**TASK DIRECTIONS:** Show every line below where "färggrupp" appears.

**DATA SECTION:**
BEGIN

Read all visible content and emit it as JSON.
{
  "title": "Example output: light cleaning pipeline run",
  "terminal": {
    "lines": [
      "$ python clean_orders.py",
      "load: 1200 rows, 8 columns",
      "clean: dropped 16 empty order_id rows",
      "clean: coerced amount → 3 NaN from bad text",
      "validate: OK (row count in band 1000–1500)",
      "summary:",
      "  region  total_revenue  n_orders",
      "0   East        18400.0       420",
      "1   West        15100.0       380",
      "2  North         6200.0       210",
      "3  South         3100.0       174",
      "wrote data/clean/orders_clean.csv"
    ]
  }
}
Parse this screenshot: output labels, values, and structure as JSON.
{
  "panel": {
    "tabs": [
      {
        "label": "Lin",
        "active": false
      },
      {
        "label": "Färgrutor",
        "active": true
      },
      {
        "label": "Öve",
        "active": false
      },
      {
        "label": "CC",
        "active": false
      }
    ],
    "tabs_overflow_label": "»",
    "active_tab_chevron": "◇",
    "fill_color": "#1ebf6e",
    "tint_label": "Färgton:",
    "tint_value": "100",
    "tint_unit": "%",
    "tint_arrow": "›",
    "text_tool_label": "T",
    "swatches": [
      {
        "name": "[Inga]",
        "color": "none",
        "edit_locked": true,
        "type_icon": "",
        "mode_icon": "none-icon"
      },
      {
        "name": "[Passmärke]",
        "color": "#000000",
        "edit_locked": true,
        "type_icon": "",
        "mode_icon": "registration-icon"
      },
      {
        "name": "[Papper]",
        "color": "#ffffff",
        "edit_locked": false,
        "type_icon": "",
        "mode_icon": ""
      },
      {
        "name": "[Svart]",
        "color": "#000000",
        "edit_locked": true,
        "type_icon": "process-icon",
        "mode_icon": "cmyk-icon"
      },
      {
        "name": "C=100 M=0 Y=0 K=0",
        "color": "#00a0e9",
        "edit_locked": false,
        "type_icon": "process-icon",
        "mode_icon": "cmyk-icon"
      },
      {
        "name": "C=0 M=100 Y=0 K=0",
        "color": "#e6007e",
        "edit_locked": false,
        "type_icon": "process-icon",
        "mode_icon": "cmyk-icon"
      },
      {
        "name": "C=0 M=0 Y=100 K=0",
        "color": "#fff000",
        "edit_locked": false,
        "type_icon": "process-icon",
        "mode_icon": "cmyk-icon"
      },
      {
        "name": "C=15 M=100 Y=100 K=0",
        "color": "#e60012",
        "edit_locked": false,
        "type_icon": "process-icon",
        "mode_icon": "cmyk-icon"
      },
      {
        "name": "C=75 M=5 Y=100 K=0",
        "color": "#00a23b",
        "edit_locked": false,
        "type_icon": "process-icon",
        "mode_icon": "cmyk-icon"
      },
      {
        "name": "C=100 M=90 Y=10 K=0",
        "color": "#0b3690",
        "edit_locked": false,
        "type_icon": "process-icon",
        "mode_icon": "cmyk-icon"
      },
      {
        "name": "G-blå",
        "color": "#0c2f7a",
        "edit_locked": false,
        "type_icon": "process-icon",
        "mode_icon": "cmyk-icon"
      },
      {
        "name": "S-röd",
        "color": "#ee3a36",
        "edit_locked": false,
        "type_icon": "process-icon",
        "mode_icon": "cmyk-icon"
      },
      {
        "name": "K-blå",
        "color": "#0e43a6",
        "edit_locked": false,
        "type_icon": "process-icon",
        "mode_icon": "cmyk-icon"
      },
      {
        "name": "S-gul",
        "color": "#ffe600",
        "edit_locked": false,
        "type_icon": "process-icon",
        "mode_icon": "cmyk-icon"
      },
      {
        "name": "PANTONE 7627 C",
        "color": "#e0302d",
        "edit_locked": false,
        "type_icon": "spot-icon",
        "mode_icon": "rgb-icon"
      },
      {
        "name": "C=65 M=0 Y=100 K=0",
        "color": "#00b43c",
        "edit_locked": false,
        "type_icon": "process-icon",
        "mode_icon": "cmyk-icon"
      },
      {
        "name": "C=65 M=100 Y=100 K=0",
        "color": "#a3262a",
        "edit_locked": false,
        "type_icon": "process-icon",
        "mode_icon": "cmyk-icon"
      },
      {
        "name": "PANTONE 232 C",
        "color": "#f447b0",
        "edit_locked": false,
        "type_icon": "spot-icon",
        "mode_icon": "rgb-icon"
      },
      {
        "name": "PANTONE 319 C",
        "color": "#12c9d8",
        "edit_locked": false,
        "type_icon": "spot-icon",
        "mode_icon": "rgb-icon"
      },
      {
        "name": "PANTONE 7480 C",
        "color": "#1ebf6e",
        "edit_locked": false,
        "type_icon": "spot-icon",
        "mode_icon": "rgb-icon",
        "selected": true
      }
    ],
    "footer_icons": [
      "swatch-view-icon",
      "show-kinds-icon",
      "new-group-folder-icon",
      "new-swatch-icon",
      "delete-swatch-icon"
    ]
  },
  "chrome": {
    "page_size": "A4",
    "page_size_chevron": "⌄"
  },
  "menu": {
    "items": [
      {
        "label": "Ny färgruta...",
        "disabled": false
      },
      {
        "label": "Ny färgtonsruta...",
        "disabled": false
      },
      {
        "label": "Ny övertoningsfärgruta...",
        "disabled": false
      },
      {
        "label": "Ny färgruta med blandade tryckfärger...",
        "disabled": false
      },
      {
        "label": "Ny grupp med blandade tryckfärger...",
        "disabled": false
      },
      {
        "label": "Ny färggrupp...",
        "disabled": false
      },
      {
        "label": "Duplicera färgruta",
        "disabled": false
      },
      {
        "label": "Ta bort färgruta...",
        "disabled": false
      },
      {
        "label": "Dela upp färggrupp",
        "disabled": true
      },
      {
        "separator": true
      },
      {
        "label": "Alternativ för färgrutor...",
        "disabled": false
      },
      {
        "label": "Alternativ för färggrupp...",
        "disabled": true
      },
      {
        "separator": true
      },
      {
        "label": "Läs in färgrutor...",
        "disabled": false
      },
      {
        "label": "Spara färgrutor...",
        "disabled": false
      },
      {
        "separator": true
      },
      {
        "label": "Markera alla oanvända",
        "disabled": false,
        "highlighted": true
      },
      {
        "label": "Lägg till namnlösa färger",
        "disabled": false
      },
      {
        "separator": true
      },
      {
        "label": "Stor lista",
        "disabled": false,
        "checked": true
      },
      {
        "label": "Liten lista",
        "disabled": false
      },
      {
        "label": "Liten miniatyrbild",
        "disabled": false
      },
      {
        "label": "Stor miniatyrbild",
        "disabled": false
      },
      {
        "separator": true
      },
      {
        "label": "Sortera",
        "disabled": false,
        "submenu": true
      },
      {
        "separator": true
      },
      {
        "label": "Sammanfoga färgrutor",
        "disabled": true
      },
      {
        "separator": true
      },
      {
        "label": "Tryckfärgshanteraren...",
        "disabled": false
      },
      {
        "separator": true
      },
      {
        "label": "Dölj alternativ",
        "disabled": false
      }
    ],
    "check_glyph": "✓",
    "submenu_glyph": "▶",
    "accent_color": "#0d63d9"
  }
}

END

**FINISHED EXERCISE:**
        "label": "Ny färggrupp...",
        "label": "Dela upp färggrupp",
        "label": "Alternativ för färggrupp...",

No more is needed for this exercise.